China's one child family policyBMJ 1999; 319 doi: https://doi.org/10.1136/bmj.319.7215.992 (Published 09 October 1999) Cite this as: BMJ 1999;319:992
- Penny Kane, associate professora,
- Ching Y Choi, headb
- a Office for Gender and Health, Department of Psychiatry, University of Melbourne, Carlton, Vic 2053, Australia
- b Welfare Division, Australian Institute of Health and Welfare, 6A Traeger Court, Bruce, ACT 2617, Australia
- Correspondence to: P Kane
China's one child family policy, which was first announced in 1979, has remained in place despite the extraordinary political and social changes that have occurred over the past two decades. It emerged from the belief that development would be compromised by rapid population growth and that the sheer size of China's population together with its young age structure presented a unique challenge.
The one child family policy was developed and implemented in response to concerns about the social and economic consequences of continued rapid population growth
Implementation was more successful in urban areas than rural areas
Social and economic reforms have made rigorous implementation of the policy more difficult
The main criticism of the policy is its stimulus to discrimination against females, who may be aborted, abandoned, or unregistered

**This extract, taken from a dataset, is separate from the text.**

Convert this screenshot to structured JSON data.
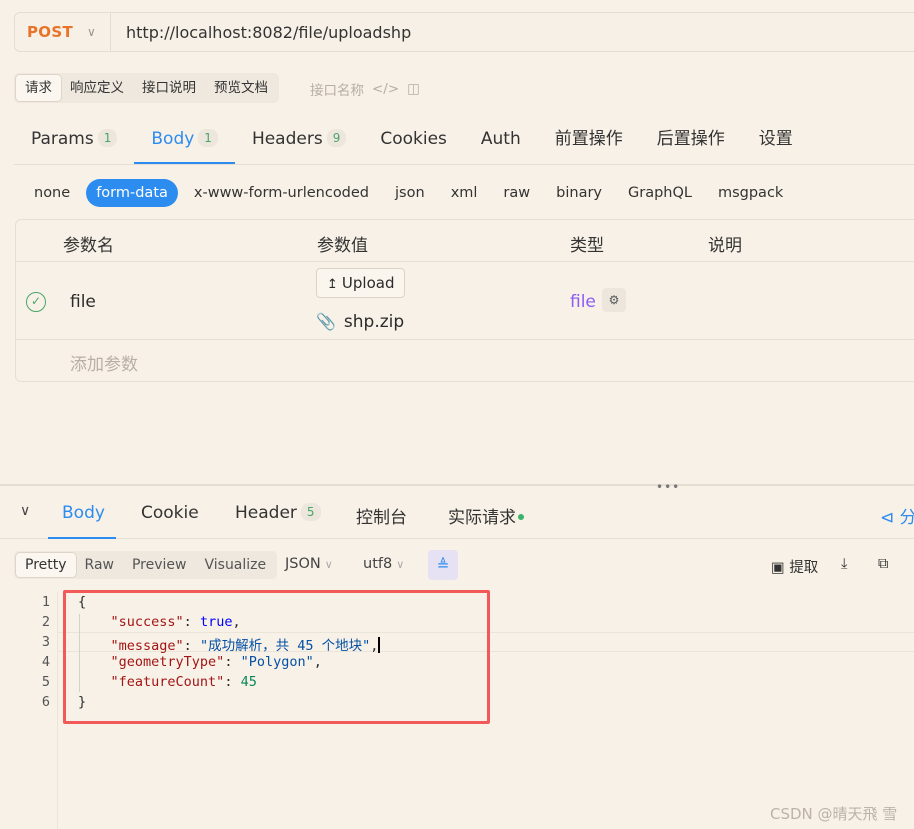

The policy has eased some of the pressures of rapid population increase on communities, reducing the population by at least 250 million
This article is based on experience from frequent field visits to China over the past 25 years and the authors' collections of relevant Chinese and Western documents from the 1950s onwards. We also used references from the major demographic journals.
Population growth since 1953
Government family planning services became available as a contribution to maternal and child health in China from 1953. As the result of falling death rates, the population growth rate rose to 2.8%, leading to some 250 million additional people by 1970. After a century of rebellions, wars, epidemics, and the collapse of imperial authority, during which the annual population growth was probably no more than 0.3%, such an expansion was initially seen as part of China's new strength. Mao Zedong quoted a traditional saying: “Of all things in the world, people are the most precious.”1
Rapid growth, however, put considerable strain on the government's efforts to meet the …